The narrator is Thomas Fowler, an older-than-middle-aged British reporter who has been in Vietnam covering the conflict between the French and the Soviet-supported Viet Minh for some years. Thomas has found a degree of contentment in cynicism and neutrality. His ability to avoid any passionate mixup in the battle is strengthened by the fact that he has a beautiful mistress named Phuong who packs his pipe with opium every night before surrendering her body to him. He would like to marry Phuong to secure her presence, but back home in England he has a wife who is staunchly Catholic. However, for the time being, his relationship with Phuong provides him with all of the satisfaction he cares for anymore, so he can distance himself — somewhat — from other conflicts.
Enter the quiet American, Alden Pyle (whom Thomas cannot call by his first name, liking the associations of Pyle too much). Pyle is that unfortunate combination of idealism and ignorance and Congressional support. He has a plan for Vietnam: defeat the Viet Minh by supporting insurgent groups (easy enough), install a leader from the insurgent group, and establish a democracy meant to quash the growth of Communism. That is eerily prescient for how things would be ten years — oh, and (astonishing) even fifty years — later.
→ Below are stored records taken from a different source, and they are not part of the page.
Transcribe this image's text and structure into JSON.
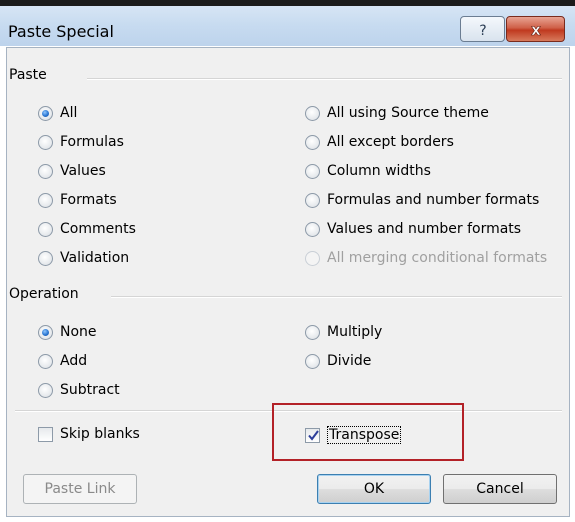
{
  "window": {
    "title": "Paste Special",
    "help_glyph": "?",
    "close_glyph": "x"
  },
  "paste_group": {
    "title": "Paste",
    "options_left": [
      {
        "label": "All",
        "checked": true,
        "enabled": true
      },
      {
        "label": "Formulas",
        "checked": false,
        "enabled": true
      },
      {
        "label": "Values",
        "checked": false,
        "enabled": true
      },
      {
        "label": "Formats",
        "checked": false,
        "enabled": true
      },
      {
        "label": "Comments",
        "checked": false,
        "enabled": true
      },
      {
        "label": "Validation",
        "checked": false,
        "enabled": true
      }
    ],
    "options_right": [
      {
        "label": "All using Source theme",
        "checked": false,
        "enabled": true
      },
      {
        "label": "All except borders",
        "checked": false,
        "enabled": true
      },
      {
        "label": "Column widths",
        "checked": false,
        "enabled": true
      },
      {
        "label": "Formulas and number formats",
        "checked": false,
        "enabled": true
      },
      {
        "label": "Values and number formats",
        "checked": false,
        "enabled": true
      },
      {
        "label": "All merging conditional formats",
        "checked": false,
        "enabled": false
      }
    ]
  },
  "operation_group": {
    "title": "Operation",
    "options_left": [
      {
        "label": "None",
        "checked": true
      },
      {
        "label": "Add",
        "checked": false
      },
      {
        "label": "Subtract",
        "checked": false
      }
    ],
    "options_right": [
      {
        "label": "Multiply",
        "checked": false
      },
      {
        "label": "Divide",
        "checked": false
      }
    ]
  },
  "checkboxes": {
    "skip_blanks": {
      "label": "Skip blanks",
      "checked": false
    },
    "transpose": {
      "label": "Transpose",
      "checked": true
    }
  },
  "buttons": {
    "paste_link": "Paste Link",
    "ok": "OK",
    "cancel": "Cancel"
  },
  "colors": {
    "highlight_box": "#b32127",
    "radio_selected": "#2a76d2"
  }
}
Pyle was very earnest and I had suffered from his lectures on the Far East, which he had known for as many months as I had years. Democracy was another subject of his — he had pronounced and aggravating views on what the United States was doing for the world.
Fowler doesn’t want to pick a side in the conflict, but Pyle honor-bound one day comes to tell Fowler that he has fallen in love with Phuong and will begin to pursue her hand (she and Fowler aren’t married, after all). It’s not just that he has fallen in love with Phuong; he has fallen in love with saving her, thinking he’s protecting her interests. Vietnam, apparently, wasn’t a good place for a virtuous woman to transition into adulthood. Fowler and Pyle have several conversations about Phuong, some amusing, all interesting (showing that the book has more to it than political intrigue — Greene’s got excellent control, style, and timing):
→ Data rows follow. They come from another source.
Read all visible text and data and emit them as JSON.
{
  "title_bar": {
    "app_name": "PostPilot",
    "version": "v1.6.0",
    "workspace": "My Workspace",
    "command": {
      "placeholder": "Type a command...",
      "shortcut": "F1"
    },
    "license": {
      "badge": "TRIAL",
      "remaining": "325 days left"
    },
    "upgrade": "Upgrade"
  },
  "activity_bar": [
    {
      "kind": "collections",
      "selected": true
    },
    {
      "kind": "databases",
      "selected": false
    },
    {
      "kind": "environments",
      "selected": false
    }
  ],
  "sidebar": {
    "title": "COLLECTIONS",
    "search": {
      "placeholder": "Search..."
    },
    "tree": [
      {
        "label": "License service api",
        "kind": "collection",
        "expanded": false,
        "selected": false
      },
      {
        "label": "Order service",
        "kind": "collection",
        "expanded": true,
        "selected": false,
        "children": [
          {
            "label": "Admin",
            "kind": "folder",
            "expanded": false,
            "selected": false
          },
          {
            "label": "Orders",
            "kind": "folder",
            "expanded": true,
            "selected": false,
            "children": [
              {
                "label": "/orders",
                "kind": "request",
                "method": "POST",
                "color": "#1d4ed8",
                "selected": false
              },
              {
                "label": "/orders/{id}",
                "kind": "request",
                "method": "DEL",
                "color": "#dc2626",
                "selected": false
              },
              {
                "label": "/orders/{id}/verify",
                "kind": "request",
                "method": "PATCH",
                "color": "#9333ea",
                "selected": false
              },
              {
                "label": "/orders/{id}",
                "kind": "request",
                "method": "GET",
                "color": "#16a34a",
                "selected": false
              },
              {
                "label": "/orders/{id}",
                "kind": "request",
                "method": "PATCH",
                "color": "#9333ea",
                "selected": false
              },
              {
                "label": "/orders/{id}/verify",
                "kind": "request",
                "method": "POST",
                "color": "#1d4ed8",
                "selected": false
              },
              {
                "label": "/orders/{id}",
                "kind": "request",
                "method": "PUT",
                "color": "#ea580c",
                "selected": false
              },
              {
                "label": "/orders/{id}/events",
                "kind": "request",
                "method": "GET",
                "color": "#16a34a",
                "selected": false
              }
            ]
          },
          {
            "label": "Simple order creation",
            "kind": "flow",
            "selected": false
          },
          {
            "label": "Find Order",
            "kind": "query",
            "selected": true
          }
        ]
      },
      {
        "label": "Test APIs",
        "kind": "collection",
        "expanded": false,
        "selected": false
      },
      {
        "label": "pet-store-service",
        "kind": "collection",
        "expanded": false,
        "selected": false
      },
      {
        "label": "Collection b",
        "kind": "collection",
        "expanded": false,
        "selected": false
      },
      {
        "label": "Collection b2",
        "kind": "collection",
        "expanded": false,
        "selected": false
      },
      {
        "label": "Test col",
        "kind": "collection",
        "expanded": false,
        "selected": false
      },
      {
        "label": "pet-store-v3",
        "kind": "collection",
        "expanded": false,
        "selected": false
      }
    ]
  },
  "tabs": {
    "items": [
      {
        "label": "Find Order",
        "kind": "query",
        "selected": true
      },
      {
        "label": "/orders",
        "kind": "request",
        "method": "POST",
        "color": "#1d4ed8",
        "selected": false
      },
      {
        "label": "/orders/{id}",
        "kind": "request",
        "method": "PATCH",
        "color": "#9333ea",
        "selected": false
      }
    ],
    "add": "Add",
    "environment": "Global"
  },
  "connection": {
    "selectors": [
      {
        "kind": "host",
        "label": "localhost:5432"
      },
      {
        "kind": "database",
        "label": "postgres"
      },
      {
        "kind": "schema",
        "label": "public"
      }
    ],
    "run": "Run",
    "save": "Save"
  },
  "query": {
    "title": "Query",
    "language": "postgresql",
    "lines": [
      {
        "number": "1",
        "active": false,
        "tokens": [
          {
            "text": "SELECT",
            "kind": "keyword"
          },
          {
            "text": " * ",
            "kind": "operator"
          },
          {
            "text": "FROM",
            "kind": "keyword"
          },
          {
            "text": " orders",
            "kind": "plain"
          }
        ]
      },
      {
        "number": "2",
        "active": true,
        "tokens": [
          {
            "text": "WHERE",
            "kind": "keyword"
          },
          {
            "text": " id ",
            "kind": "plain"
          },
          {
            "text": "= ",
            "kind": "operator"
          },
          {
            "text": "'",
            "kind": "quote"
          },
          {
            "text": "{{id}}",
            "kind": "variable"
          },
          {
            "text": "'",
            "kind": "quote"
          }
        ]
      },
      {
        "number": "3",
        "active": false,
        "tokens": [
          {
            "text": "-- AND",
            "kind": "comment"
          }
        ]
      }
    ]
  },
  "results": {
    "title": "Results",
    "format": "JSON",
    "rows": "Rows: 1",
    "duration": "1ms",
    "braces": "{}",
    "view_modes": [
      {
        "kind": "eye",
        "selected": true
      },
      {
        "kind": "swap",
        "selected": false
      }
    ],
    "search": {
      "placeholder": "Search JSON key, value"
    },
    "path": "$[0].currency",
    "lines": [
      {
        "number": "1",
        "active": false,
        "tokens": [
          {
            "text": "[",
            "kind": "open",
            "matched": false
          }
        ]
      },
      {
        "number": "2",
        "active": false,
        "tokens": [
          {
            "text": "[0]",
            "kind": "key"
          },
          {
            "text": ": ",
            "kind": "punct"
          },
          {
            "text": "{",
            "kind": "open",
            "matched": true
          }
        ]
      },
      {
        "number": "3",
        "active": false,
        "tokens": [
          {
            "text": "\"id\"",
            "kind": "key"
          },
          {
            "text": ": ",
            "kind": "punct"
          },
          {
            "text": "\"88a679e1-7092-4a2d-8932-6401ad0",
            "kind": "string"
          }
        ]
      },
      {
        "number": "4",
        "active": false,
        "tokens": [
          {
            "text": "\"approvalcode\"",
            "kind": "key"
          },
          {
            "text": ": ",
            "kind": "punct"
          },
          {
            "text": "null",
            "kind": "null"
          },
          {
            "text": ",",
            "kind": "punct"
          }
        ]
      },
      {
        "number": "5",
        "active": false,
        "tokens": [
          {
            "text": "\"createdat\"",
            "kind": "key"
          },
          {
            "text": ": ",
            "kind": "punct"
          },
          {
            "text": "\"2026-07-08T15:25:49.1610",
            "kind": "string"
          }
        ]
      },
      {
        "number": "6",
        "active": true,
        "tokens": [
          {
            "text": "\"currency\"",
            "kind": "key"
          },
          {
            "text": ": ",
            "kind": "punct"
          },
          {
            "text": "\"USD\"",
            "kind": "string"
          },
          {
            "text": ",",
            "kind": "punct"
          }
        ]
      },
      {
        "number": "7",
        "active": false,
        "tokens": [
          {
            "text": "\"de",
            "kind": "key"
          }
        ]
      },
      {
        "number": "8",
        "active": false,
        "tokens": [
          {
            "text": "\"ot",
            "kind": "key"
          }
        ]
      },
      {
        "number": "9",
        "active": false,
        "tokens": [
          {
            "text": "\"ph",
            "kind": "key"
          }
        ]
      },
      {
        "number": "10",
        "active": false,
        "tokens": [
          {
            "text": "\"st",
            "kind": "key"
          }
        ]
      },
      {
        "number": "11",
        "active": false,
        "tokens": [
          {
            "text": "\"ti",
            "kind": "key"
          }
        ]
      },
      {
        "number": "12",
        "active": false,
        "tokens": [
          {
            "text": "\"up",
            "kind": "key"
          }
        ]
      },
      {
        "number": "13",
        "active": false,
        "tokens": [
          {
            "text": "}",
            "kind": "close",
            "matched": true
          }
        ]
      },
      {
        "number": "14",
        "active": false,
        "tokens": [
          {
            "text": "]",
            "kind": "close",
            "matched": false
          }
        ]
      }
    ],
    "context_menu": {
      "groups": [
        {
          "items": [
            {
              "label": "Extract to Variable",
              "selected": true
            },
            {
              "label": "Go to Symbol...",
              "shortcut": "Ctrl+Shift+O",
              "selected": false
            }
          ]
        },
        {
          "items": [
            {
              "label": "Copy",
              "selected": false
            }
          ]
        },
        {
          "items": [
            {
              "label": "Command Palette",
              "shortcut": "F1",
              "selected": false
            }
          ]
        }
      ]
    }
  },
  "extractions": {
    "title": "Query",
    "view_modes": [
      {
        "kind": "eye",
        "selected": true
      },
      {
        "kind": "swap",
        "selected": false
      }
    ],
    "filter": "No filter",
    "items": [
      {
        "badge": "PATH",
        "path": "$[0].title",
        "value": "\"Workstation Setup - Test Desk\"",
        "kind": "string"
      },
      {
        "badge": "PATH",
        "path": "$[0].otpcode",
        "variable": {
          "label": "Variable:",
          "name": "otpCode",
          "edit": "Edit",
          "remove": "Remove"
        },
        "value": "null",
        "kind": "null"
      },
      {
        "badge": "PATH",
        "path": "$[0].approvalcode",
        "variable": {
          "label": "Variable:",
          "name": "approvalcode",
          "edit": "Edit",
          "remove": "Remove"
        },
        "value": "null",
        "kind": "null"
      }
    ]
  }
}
Suddenly I couldn’t bear his boyishness any more. I said, “I don’t care for her interests. You can have her interests. I only want her body. I want her in bed with me. I’d rather ruin her and sleep with her than, than . . . look after her damned interests.”
He said, “Oh,” in a weak voice, in the dark.
I went on, “If it’s only her interests you care about, for God’s sake leave Phuong alone. Like any other woman she’d rather have a good . . .” The clash of a mortar saved Boston ears from the Anglo-Saxon word.
A lot younger, a lot wealthier, with no wifely baggage at home, Fowler knows Pyle has a strong chance of winning Phuong from him. After all, Fowler doesn’t delude himself into thinking Phuong loves him any more than he can provide for her needs, which he increasingly can’t.
Fowler’s weery, self-reflective tone smoothly goes from his relationship with Pyle to the ugliness of the war. Greene surprised me here. The Tenth Man was ironic, but sometimes the tone was a bit melodramatic and sentimental, particularly at the resolution. I had, with no real basis, pegged Greene as a bit of a melodramatic author. Not here. His depictions of the war and the dead are properly disturbing.
Thankfully, Greene doesn’t lapse into simple, didactic moralism to attempt to resolve this conflict or any other conflict that is going on, despite the clearly allegorical tale. On the contrary, Greene recognizes the inherent complexity and irrationality in each conflict he describes, on a global, local, and personal level. After finishing the book I watched the trailer for Phillip Noyce’s 2002 film adaptation and slapped my head and spit in spite when in just a few of the sound bites the characters reduced the layers of meaning in Fowler’s and Pyle’s relationship with Phuong and with Vietnam down to just a few simple quote. Greene, thankfully, doesn’t go so far as that, leaving the story to work a wonderful, but not a simply reducible, analogy for the involvement of Europe and America in Indo-China during this period. It made me reflect — quietly.